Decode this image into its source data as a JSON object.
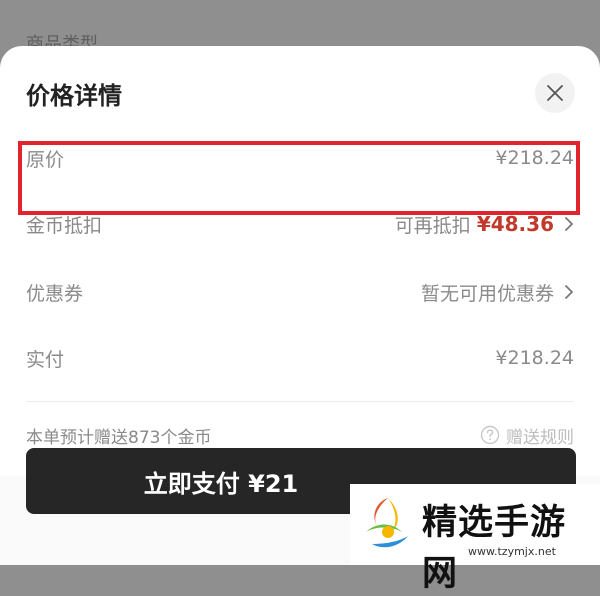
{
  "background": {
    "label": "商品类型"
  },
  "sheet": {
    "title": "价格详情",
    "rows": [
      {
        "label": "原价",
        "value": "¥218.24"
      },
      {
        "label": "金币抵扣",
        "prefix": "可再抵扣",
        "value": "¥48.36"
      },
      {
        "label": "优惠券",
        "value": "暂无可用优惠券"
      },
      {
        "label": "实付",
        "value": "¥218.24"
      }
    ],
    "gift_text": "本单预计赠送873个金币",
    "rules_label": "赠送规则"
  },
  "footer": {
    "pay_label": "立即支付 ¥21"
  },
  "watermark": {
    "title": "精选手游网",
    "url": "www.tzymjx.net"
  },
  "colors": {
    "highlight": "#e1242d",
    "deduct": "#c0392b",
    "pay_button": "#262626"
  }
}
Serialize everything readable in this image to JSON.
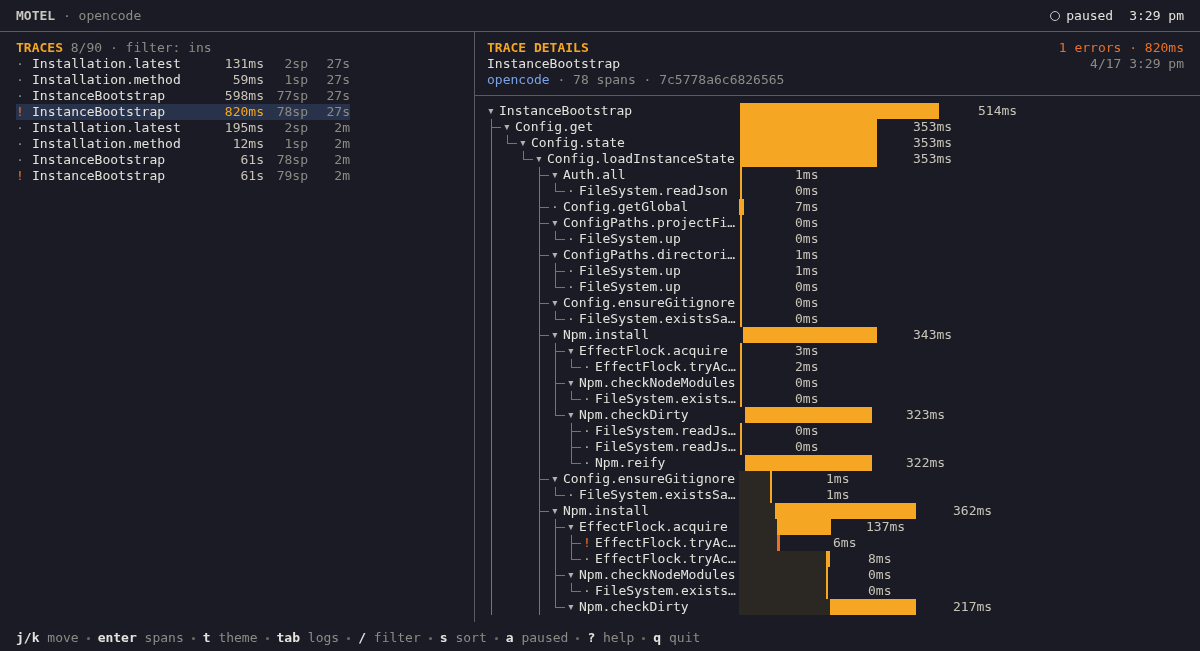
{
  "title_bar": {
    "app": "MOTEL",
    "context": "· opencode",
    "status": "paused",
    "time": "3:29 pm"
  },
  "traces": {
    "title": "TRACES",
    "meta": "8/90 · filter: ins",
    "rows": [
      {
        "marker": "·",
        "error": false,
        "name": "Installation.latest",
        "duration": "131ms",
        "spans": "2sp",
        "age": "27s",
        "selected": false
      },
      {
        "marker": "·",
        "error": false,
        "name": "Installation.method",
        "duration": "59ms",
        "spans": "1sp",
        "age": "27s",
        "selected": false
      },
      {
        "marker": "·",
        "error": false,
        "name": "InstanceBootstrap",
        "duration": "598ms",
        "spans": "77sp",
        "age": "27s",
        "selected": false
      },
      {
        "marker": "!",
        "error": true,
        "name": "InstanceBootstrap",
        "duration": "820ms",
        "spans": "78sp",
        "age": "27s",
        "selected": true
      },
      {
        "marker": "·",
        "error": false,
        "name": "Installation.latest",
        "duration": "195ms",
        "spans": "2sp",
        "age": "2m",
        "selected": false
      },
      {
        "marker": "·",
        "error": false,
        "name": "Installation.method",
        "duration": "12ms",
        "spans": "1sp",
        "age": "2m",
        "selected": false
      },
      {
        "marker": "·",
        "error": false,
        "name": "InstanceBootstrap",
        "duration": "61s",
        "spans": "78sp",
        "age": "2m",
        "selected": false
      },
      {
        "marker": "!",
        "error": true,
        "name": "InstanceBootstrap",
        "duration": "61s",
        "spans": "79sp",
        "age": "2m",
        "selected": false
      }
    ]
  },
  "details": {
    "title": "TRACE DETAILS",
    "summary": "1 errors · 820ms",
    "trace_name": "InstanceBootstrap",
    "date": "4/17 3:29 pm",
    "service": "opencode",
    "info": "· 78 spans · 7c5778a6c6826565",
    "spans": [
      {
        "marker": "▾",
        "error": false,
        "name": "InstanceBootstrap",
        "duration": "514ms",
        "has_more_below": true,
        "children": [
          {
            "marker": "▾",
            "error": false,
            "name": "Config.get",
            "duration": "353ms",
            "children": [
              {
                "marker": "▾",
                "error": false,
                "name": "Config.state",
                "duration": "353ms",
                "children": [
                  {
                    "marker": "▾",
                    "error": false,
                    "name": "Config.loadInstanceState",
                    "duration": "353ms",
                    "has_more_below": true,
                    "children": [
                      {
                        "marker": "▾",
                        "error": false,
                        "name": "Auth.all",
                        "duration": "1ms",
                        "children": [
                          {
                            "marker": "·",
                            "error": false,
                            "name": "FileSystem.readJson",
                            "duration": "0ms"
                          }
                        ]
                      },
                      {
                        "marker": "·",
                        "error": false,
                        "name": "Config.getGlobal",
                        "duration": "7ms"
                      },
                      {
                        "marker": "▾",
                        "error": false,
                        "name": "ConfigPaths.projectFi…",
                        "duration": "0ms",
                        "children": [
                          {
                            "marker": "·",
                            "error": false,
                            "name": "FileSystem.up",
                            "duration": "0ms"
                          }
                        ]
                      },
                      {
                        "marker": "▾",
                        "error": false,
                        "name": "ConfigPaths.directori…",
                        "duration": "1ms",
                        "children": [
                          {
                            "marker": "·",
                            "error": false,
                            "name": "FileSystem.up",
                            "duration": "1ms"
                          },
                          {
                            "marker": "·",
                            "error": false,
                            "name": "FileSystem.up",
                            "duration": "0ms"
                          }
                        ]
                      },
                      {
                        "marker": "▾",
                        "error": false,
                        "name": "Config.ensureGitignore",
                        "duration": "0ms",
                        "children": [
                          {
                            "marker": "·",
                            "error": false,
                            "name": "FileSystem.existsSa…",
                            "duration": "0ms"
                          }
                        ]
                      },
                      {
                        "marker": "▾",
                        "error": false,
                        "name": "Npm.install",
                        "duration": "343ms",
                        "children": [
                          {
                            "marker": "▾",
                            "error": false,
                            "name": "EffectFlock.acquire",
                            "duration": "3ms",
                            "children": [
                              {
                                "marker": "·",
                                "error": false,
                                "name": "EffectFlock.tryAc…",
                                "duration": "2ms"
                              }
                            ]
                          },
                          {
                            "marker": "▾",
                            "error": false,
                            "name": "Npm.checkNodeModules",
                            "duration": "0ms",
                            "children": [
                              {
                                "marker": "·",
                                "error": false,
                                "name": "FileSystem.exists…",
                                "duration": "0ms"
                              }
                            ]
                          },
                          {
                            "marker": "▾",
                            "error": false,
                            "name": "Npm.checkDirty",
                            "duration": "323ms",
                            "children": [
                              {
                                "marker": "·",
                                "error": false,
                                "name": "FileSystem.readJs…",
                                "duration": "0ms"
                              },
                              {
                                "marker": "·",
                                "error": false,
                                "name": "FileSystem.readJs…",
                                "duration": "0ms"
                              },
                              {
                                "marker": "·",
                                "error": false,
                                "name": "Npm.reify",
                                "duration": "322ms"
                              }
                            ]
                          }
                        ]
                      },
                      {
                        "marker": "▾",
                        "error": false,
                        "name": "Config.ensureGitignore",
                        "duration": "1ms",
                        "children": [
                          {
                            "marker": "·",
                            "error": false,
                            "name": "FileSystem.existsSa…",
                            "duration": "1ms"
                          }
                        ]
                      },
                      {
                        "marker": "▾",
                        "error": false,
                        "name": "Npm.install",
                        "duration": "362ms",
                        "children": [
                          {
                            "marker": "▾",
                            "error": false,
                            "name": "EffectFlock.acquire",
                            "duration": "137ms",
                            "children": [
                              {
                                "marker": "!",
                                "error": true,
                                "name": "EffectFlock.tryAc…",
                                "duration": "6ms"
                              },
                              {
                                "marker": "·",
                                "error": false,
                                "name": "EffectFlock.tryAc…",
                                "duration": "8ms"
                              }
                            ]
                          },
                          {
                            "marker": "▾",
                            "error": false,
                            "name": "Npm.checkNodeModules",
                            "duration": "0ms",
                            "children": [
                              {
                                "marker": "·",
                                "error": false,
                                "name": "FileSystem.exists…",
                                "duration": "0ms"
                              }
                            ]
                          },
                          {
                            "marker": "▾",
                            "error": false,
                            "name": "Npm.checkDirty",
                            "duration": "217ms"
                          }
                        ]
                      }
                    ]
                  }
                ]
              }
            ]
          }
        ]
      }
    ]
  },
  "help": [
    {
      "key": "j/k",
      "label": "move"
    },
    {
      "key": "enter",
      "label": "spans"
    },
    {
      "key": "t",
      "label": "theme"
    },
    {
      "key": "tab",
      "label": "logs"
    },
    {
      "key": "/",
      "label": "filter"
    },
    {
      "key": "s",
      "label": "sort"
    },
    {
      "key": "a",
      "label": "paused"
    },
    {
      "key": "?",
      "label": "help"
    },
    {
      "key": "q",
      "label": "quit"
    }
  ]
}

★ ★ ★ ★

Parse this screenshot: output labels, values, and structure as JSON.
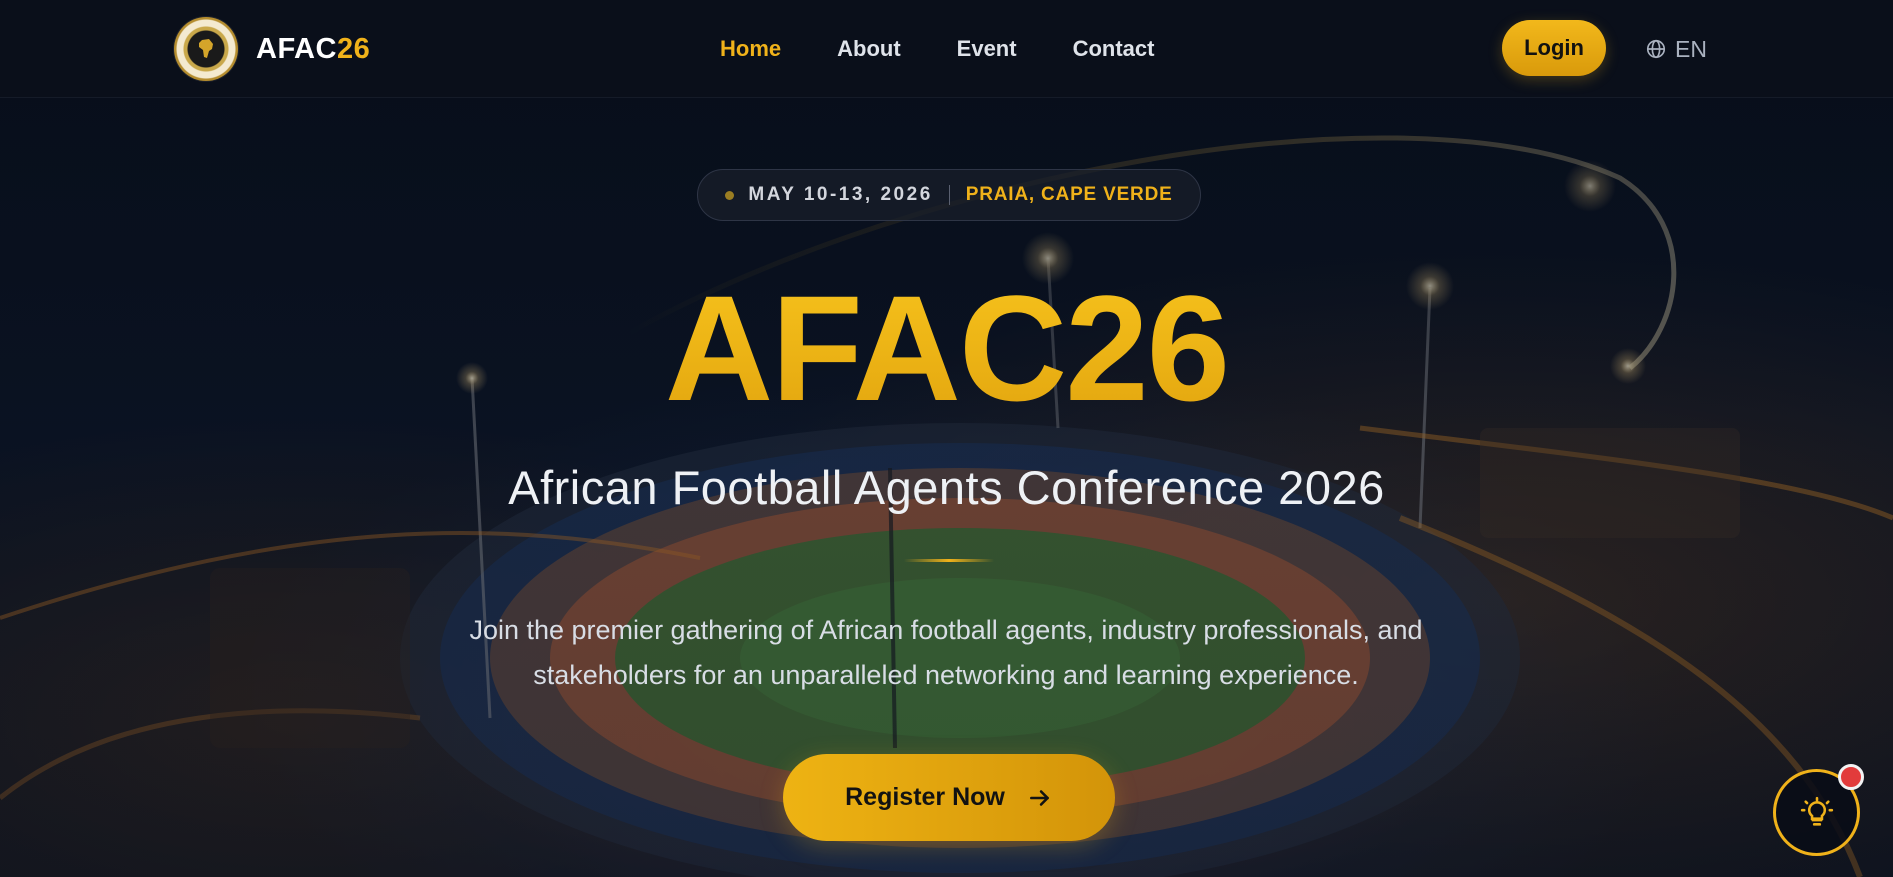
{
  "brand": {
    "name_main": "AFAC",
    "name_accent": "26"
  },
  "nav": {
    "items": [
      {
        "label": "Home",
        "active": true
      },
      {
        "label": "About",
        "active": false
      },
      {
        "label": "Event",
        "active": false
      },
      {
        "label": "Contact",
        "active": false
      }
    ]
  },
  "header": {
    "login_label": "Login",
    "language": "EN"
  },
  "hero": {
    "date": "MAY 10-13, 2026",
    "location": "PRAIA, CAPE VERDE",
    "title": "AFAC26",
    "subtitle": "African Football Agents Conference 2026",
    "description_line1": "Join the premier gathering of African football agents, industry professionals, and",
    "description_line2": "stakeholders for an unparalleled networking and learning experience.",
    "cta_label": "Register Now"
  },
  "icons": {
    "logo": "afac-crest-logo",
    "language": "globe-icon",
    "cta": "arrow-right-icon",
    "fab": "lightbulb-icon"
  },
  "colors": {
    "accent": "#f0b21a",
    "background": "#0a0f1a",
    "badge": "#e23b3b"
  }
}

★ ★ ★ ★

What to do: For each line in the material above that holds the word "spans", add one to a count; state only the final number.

Solution below: 11